The task: Whenever the string "podmínky" turns up in a line of the data below, copy that line.

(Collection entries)
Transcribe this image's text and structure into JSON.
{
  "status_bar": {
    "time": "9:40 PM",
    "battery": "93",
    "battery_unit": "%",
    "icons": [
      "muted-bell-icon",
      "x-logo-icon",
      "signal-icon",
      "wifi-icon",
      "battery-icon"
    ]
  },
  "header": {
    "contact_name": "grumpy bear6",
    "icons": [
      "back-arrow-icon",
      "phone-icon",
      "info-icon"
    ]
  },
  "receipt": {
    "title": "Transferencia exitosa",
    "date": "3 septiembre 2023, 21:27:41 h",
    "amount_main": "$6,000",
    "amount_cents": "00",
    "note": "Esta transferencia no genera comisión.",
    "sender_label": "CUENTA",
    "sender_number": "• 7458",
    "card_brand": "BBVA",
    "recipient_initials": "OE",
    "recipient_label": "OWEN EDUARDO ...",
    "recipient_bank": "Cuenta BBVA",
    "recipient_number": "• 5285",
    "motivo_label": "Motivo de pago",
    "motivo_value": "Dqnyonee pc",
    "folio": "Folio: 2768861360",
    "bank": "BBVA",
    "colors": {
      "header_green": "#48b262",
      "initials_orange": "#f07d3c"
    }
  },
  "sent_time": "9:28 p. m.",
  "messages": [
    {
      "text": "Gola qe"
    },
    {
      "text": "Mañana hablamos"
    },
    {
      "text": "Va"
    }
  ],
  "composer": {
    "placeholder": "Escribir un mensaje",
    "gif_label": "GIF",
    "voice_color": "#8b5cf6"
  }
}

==

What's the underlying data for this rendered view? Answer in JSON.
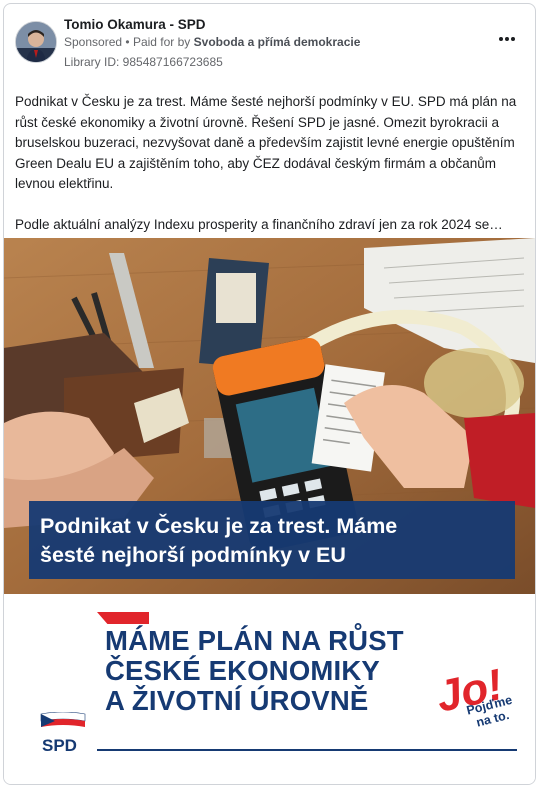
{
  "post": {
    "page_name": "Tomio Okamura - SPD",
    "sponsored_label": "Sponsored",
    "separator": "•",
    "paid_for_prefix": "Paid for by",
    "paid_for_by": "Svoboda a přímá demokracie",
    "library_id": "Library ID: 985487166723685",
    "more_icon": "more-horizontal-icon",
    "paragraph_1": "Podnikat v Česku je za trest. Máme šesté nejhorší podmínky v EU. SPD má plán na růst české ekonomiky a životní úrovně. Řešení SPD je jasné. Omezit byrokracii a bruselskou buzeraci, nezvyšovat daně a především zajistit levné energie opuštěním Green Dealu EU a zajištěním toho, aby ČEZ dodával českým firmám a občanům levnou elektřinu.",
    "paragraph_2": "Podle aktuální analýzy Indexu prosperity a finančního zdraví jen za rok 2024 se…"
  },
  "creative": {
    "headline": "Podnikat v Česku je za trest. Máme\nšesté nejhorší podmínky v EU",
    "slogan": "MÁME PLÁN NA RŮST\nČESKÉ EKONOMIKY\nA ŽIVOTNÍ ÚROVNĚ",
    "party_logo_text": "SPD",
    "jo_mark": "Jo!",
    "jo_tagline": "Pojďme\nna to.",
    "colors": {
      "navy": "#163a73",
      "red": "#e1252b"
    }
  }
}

Your response:
    "paragraph_1": "Podnikat v Česku je za trest. Máme šesté nejhorší podmínky v EU. SPD má plán na růst české ekonomiky a životní úrovně. Řešení SPD je jasné. Omezit byrokracii a bruselskou buzeraci, nezvyšovat daně a především zajistit levné energie opuštěním Green Dealu EU a zajištěním toho, aby ČEZ dodával českým firmám a občanům levnou elektřinu.",
    "headline": "Podnikat v Česku je za trest. Máme\nšesté nejhorší podmínky v EU",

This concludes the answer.